• ASSIGNMENT: Look through the material below and copy every line containing the word "nlist".

* * * * * * * * *

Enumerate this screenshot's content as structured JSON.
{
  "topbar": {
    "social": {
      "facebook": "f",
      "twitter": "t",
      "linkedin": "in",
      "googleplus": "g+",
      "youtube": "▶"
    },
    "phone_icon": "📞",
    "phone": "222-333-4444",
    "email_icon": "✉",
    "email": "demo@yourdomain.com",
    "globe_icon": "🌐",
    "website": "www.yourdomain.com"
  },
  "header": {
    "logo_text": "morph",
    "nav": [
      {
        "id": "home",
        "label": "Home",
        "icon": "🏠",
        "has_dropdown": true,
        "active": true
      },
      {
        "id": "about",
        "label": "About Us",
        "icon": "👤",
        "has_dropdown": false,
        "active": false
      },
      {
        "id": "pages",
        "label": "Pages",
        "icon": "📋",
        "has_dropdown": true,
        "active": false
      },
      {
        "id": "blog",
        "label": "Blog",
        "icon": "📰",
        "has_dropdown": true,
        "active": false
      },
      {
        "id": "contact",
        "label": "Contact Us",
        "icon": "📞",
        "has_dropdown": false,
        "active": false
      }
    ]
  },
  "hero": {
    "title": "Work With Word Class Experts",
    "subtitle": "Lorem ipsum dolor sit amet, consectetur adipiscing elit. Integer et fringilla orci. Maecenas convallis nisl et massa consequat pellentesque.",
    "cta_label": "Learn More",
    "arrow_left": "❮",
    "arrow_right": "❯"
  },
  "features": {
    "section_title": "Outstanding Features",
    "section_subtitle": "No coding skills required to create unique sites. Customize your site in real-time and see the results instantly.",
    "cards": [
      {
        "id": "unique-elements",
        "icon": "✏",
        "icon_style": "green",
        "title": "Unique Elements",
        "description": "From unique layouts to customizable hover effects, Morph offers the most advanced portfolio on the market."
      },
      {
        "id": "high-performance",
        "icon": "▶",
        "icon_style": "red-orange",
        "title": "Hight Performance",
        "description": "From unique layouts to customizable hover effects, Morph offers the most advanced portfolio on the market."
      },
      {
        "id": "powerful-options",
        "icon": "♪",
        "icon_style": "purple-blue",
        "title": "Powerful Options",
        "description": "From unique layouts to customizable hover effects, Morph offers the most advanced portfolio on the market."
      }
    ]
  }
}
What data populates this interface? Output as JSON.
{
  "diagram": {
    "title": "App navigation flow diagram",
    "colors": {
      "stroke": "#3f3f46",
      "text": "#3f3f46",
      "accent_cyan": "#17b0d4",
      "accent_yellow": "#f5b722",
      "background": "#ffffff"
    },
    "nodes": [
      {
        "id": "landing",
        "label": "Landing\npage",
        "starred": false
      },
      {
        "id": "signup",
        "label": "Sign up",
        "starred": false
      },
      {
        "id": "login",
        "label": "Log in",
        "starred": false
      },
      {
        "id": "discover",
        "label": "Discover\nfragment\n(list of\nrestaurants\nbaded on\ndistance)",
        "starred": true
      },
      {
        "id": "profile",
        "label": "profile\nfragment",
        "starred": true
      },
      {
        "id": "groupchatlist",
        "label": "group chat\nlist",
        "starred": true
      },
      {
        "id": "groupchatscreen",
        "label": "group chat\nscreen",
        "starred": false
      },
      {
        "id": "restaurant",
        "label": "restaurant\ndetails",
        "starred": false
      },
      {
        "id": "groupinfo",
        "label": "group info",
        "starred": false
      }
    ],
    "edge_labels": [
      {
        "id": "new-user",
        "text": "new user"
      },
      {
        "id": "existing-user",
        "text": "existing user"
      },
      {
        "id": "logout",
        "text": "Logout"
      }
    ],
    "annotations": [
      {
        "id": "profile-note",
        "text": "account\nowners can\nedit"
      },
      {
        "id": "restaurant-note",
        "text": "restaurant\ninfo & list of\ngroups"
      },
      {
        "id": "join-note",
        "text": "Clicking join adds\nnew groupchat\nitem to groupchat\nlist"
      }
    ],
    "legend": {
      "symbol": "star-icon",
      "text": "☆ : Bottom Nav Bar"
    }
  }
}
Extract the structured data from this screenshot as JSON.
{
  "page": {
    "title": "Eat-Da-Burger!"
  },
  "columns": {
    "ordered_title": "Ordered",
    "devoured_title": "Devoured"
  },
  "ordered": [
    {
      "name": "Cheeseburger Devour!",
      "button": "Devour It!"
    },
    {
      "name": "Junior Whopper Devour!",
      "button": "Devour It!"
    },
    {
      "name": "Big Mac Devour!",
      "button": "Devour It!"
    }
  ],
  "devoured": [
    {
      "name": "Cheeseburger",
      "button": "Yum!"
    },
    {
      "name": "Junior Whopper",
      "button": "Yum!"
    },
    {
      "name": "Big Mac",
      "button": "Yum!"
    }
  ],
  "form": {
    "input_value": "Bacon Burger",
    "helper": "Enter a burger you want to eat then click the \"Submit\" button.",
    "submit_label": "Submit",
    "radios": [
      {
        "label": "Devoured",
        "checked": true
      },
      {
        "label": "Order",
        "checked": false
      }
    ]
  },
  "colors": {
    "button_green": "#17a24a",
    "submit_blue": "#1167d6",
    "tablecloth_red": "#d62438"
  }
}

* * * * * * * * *

• EXERCISE SOLUTION:
        "label": "group chat\nlist",
        "text": "Clicking join adds\nnew groupchat\nitem to groupchat\nlist"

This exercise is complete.